In a broad picture, muddied waters.
While the model worked for insurance companies, it drove dentists to one side of the road—finding creative ways to not cover dental problems in the first place—or to the other—prescribing big, costly procedures that insurance contracts would pay for… but that many patients didn’t even need.
The end result?
Dentists incentivized to make the most of insurance contracts, not out of relationships built on routine, preventative care that turns grateful patients into lifelong customers.
Patients who don’t know their dentists, confused and frustrated… strapped with plans and treatment they may not even need.
Surprise fees and annual readjustments that make the jaw drop.
Here it is… the Number One Reason Dental Insurance is a Bad Deal
Are you ready?
It’s not those bills that arrive in the mail. It’s not strict coverage limits, changing policies, and fine-print that would take its own Master’s Degree to understand.
It’s not even that surprise root canal that made your Friday so very colorful.
As plain as day, the number one reason why dental insurance is a bad deal is that it’s imaginary.
Knowing that dental insurance is outdated, knowing that it isn’t really ‘insurance,’ and that it traps dental providers with undesirable incentives, we arrive at a full picture of how the dental insurance model is one big bait and switch.
It’s a system in which people pay insurance companies to pretend to care about their teeth.
We realize that’s a bold claim… and we don’t make it lightly.

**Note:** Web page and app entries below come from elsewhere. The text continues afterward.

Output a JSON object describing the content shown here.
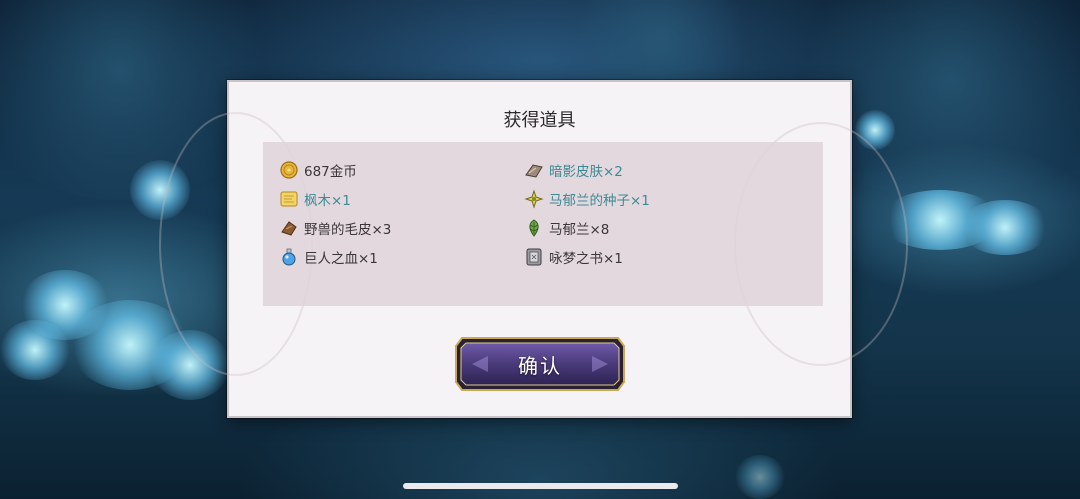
{
  "dialog": {
    "title": "获得道具",
    "confirm_label": "确认"
  },
  "items": [
    {
      "label": "687金币",
      "icon": "gold-coin-icon",
      "rarity": "normal"
    },
    {
      "label": "暗影皮肤×2",
      "icon": "shadow-hide-icon",
      "rarity": "rare"
    },
    {
      "label": "枫木×1",
      "icon": "maple-wood-icon",
      "rarity": "rare"
    },
    {
      "label": "马郁兰的种子×1",
      "icon": "marjoram-seed-icon",
      "rarity": "rare"
    },
    {
      "label": "野兽的毛皮×3",
      "icon": "beast-fur-icon",
      "rarity": "normal"
    },
    {
      "label": "马郁兰×8",
      "icon": "marjoram-leaf-icon",
      "rarity": "normal"
    },
    {
      "label": "巨人之血×1",
      "icon": "giant-blood-potion-icon",
      "rarity": "normal"
    },
    {
      "label": "咏梦之书×1",
      "icon": "dream-book-icon",
      "rarity": "normal"
    }
  ],
  "colors": {
    "normal_text": "#3a3639",
    "rare_text": "#3e8a93",
    "button_fill": "#4a3a7a",
    "button_frame": "#c8a85a"
  }
}
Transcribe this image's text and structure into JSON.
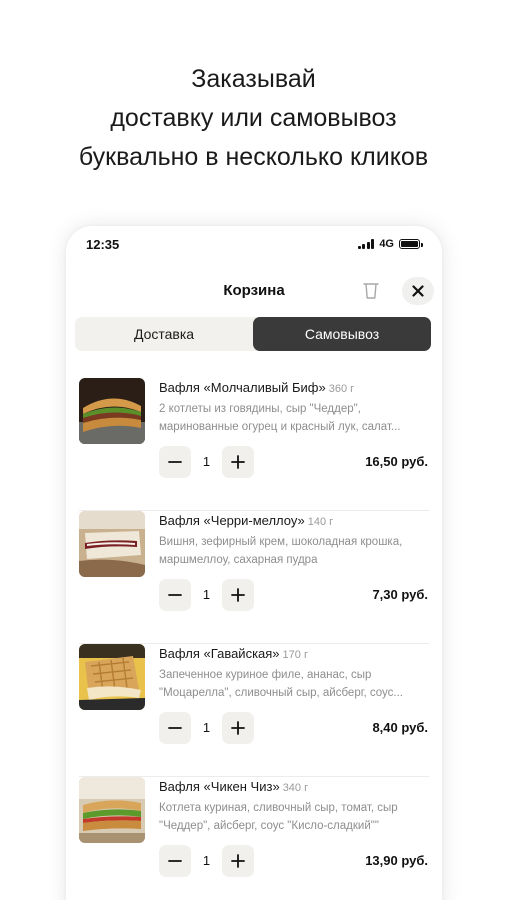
{
  "headline": {
    "line1": "Заказывай",
    "line2": "доставку или самовывоз",
    "line3": "буквально в несколько кликов"
  },
  "status_bar": {
    "time": "12:35",
    "network": "4G"
  },
  "cart": {
    "title": "Корзина",
    "tabs": [
      {
        "label": "Доставка",
        "active": false
      },
      {
        "label": "Самовывоз",
        "active": true
      }
    ],
    "items": [
      {
        "name": "Вафля «Молчаливый Биф»",
        "weight": "360 г",
        "desc_line1": "2 котлеты из говядины, сыр \"Чеддер\",",
        "desc_line2": "маринованные огурец и красный лук, салат...",
        "quantity": "1",
        "price": "16,50 руб."
      },
      {
        "name": "Вафля «Черри-меллоу»",
        "weight": "140 г",
        "desc_line1": "Вишня, зефирный крем, шоколадная крошка,",
        "desc_line2": "маршмеллоу, сахарная пудра",
        "quantity": "1",
        "price": "7,30 руб."
      },
      {
        "name": "Вафля «Гавайская»",
        "weight": "170 г",
        "desc_line1": "Запеченное куриное филе, ананас, сыр",
        "desc_line2": "\"Моцарелла\", сливочный сыр, айсберг, соус...",
        "quantity": "1",
        "price": "8,40 руб."
      },
      {
        "name": "Вафля «Чикен Чиз»",
        "weight": "340 г",
        "desc_line1": "Котлета куриная, сливочный сыр, томат, сыр",
        "desc_line2": "\"Чеддер\", айсберг, соус \"Кисло-сладкий\"\"",
        "quantity": "1",
        "price": "13,90 руб."
      }
    ]
  },
  "colors": {
    "active_tab": "#3a3a3a",
    "tab_bg": "#f2f1ee",
    "stepper_bg": "#f1f0ec",
    "muted_text": "#8e8e8e"
  },
  "icons": [
    "trash-icon",
    "close-icon",
    "minus-icon",
    "plus-icon",
    "signal-icon",
    "battery-icon"
  ]
}
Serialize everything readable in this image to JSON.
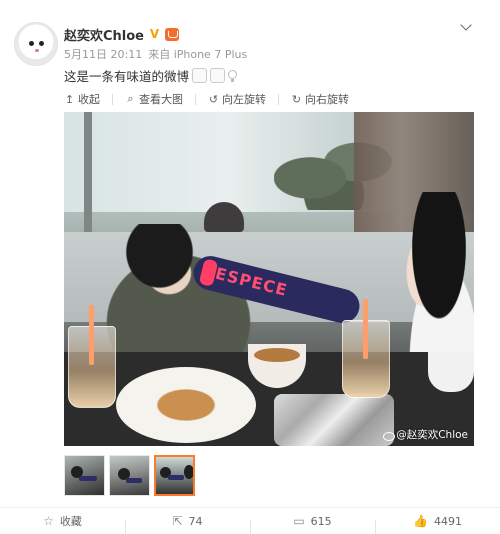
{
  "post": {
    "username": "赵奕欢Chloe",
    "time": "5月11日 20:11",
    "source": "来自 iPhone 7 Plus",
    "text": "这是一条有味道的微博",
    "watermark": "@赵奕欢Chloe"
  },
  "toolbar": {
    "collapse": "收起",
    "view_large": "查看大图",
    "rotate_left": "向左旋转",
    "rotate_right": "向右旋转"
  },
  "footer": {
    "favorite": "收藏",
    "repost_count": "74",
    "comment_count": "615",
    "like_count": "4491"
  },
  "icons": {
    "verified": "v-badge-icon",
    "member": "member-crown-icon",
    "collapse": "arrow-up-icon",
    "view_large": "magnifier-icon",
    "rotate_left": "rotate-left-icon",
    "rotate_right": "rotate-right-icon",
    "favorite": "star-icon",
    "repost": "repost-icon",
    "comment": "comment-icon",
    "like": "thumbs-up-icon"
  },
  "colors": {
    "accent_orange": "#f97c2c",
    "verified_gold": "#f5a300",
    "text_main": "#333333",
    "text_meta": "#999999"
  },
  "photo": {
    "shirt_text": "ESPECE"
  }
}
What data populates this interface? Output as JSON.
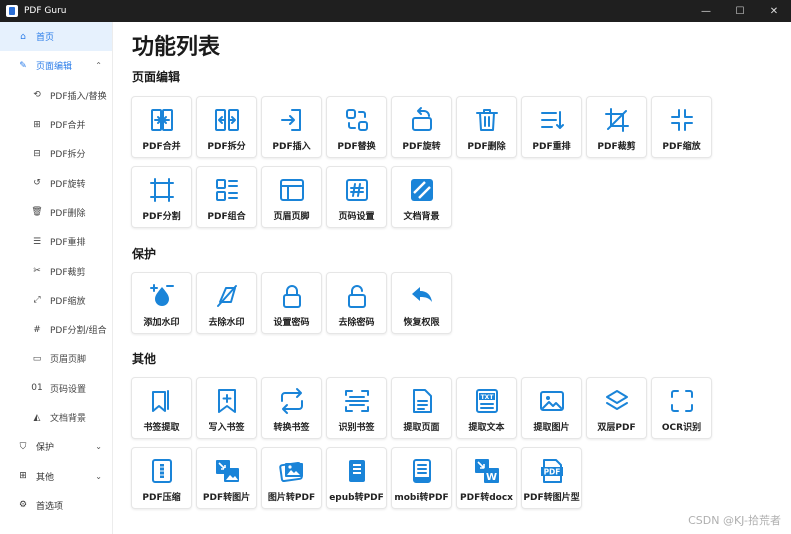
{
  "window": {
    "title": "PDF Guru",
    "controls": [
      "—",
      "☐",
      "✕"
    ]
  },
  "sidebar": {
    "items": [
      {
        "label": "首页",
        "icon": "home-icon",
        "glyph": "⌂",
        "level": "top",
        "state": "active"
      },
      {
        "label": "页面编辑",
        "icon": "edit-icon",
        "glyph": "✎",
        "level": "top",
        "state": "expanded",
        "chevron": "^"
      },
      {
        "label": "PDF插入/替换",
        "icon": "insert-replace-icon",
        "glyph": "⟲",
        "level": "sub"
      },
      {
        "label": "PDF合并",
        "icon": "merge-icon",
        "glyph": "⊞",
        "level": "sub"
      },
      {
        "label": "PDF拆分",
        "icon": "split-icon",
        "glyph": "⊟",
        "level": "sub"
      },
      {
        "label": "PDF旋转",
        "icon": "rotate-icon",
        "glyph": "↺",
        "level": "sub"
      },
      {
        "label": "PDF删除",
        "icon": "trash-icon",
        "glyph": "🗑",
        "level": "sub"
      },
      {
        "label": "PDF重排",
        "icon": "reorder-icon",
        "glyph": "☰",
        "level": "sub"
      },
      {
        "label": "PDF裁剪",
        "icon": "scissors-icon",
        "glyph": "✂",
        "level": "sub"
      },
      {
        "label": "PDF缩放",
        "icon": "zoom-icon",
        "glyph": "⤢",
        "level": "sub"
      },
      {
        "label": "PDF分割/组合",
        "icon": "hash-icon",
        "glyph": "#",
        "level": "sub"
      },
      {
        "label": "页眉页脚",
        "icon": "header-footer-icon",
        "glyph": "▭",
        "level": "sub"
      },
      {
        "label": "页码设置",
        "icon": "page-number-icon",
        "glyph": "01",
        "level": "sub"
      },
      {
        "label": "文档背景",
        "icon": "background-icon",
        "glyph": "◭",
        "level": "sub"
      },
      {
        "label": "保护",
        "icon": "shield-icon",
        "glyph": "⛉",
        "level": "top",
        "chevron": "v"
      },
      {
        "label": "其他",
        "icon": "grid-icon",
        "glyph": "⊞",
        "level": "top",
        "chevron": "v"
      },
      {
        "label": "首选项",
        "icon": "gear-icon",
        "glyph": "⚙",
        "level": "top"
      }
    ]
  },
  "main": {
    "title": "功能列表",
    "sections": [
      {
        "title": "页面编辑",
        "tools": [
          {
            "label": "PDF合并",
            "icon": "merge-icon"
          },
          {
            "label": "PDF拆分",
            "icon": "split-icon"
          },
          {
            "label": "PDF插入",
            "icon": "insert-icon"
          },
          {
            "label": "PDF替换",
            "icon": "replace-icon"
          },
          {
            "label": "PDF旋转",
            "icon": "rotate-icon"
          },
          {
            "label": "PDF删除",
            "icon": "trash-icon"
          },
          {
            "label": "PDF重排",
            "icon": "reorder-icon"
          },
          {
            "label": "PDF裁剪",
            "icon": "crop-icon"
          },
          {
            "label": "PDF缩放",
            "icon": "zoom-icon"
          },
          {
            "label": "PDF分割",
            "icon": "divide-icon"
          },
          {
            "label": "PDF组合",
            "icon": "combine-icon"
          },
          {
            "label": "页眉页脚",
            "icon": "header-footer-icon"
          },
          {
            "label": "页码设置",
            "icon": "page-number-icon"
          },
          {
            "label": "文档背景",
            "icon": "background-icon"
          }
        ]
      },
      {
        "title": "保护",
        "tools": [
          {
            "label": "添加水印",
            "icon": "watermark-add-icon"
          },
          {
            "label": "去除水印",
            "icon": "watermark-remove-icon"
          },
          {
            "label": "设置密码",
            "icon": "lock-icon"
          },
          {
            "label": "去除密码",
            "icon": "unlock-icon"
          },
          {
            "label": "恢复权限",
            "icon": "restore-icon"
          }
        ]
      },
      {
        "title": "其他",
        "tools": [
          {
            "label": "书签提取",
            "icon": "bookmark-extract-icon"
          },
          {
            "label": "写入书签",
            "icon": "bookmark-add-icon"
          },
          {
            "label": "转换书签",
            "icon": "convert-icon"
          },
          {
            "label": "识别书签",
            "icon": "scan-bookmark-icon"
          },
          {
            "label": "提取页面",
            "icon": "extract-page-icon"
          },
          {
            "label": "提取文本",
            "icon": "extract-text-icon",
            "badge": "TXT"
          },
          {
            "label": "提取图片",
            "icon": "extract-image-icon"
          },
          {
            "label": "双层PDF",
            "icon": "layers-icon"
          },
          {
            "label": "OCR识别",
            "icon": "ocr-icon"
          },
          {
            "label": "PDF压缩",
            "icon": "compress-icon"
          },
          {
            "label": "PDF转图片",
            "icon": "pdf-to-image-icon"
          },
          {
            "label": "图片转PDF",
            "icon": "image-to-pdf-icon"
          },
          {
            "label": "epub转PDF",
            "icon": "epub-to-pdf-icon"
          },
          {
            "label": "mobi转PDF",
            "icon": "mobi-to-pdf-icon"
          },
          {
            "label": "PDF转docx",
            "icon": "pdf-to-docx-icon",
            "badge": "W"
          },
          {
            "label": "PDF转图片型",
            "icon": "pdf-to-imagepdf-icon",
            "badge": "PDF"
          }
        ]
      }
    ]
  },
  "watermark": "CSDN @KJ-拾荒者",
  "colors": {
    "accent": "#2b7de9",
    "icon": "#1a84d8",
    "active_bg": "#e6f1fd",
    "titlebar": "#1f1f1f"
  }
}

But the fact that countless, dedicated dentists and many honest, helpful insurance providers do treat and care about their patients doesn’t offset the built-in dishonesty of the model itself.
First, if dental insurance companies really cared about people’s teeth, they would incentivize dentists to focus on regular, preventative oral care—the kind that makes for satisfied, empowered patients, healthy teeth, few, if any, invasive procedures, and a cooperative, life-long relationship between dentist and patient.
Unfortunately, this isn’t the case… and for most people, having a dental insurance plan doesn’t equate to getting the preventative oral care they really need.
Second, dental insurance plays on the idea of insurance without really stepping up to it. In an article posted in Today’s RDH.com, Dental Hygienist Trish Walvern lays this out:
“If it really paid for them, like insurance is designed to do, it would cover the unexpected problems, especially in emergency situations. Instead, dental insurance gives you just enough coverage to make you feel like it’s a value and scares you into thinking you can’t go to the dentist without it.”
Remember what we mentioned earlier? Most dental insurance plans have a fixed dollar amount of what they’ll cover per year, period.
In most cases, if your teeth need repairs or dental work that exceeds that maximum, you foot the rest of the bill.
Does that sound like insurance? To us, it sounds like a friendly discount… and one that might only shave $1,000 off a $5,000 dental bill in the case of a costly but necessary dental procedure.
Case in point, there’s some sneaky deception at the heart of the promise dental insurance makes to its patients .
With that, and with more and more people waking up to the fact that paying your dentist directly, with a flat monthly membership fee that covers procedures, exams, and all the preventative care you need, is the best deal all around.
Next to dental insurance, direct dental care is a better deal in every way.
And That’s Why It’s Rising
If you’re tired of high premiums, surprise bills, and a dentist that’s hard to even get a hold of, consider Direct Dental Care.
And if you’re in the Phoenix area, give the Rising Dental Club team a call to find out how our excellent care, flat membership fees, and transparent pricing can get your teeth to their healthy, showable, best.
Sign up and become a member today!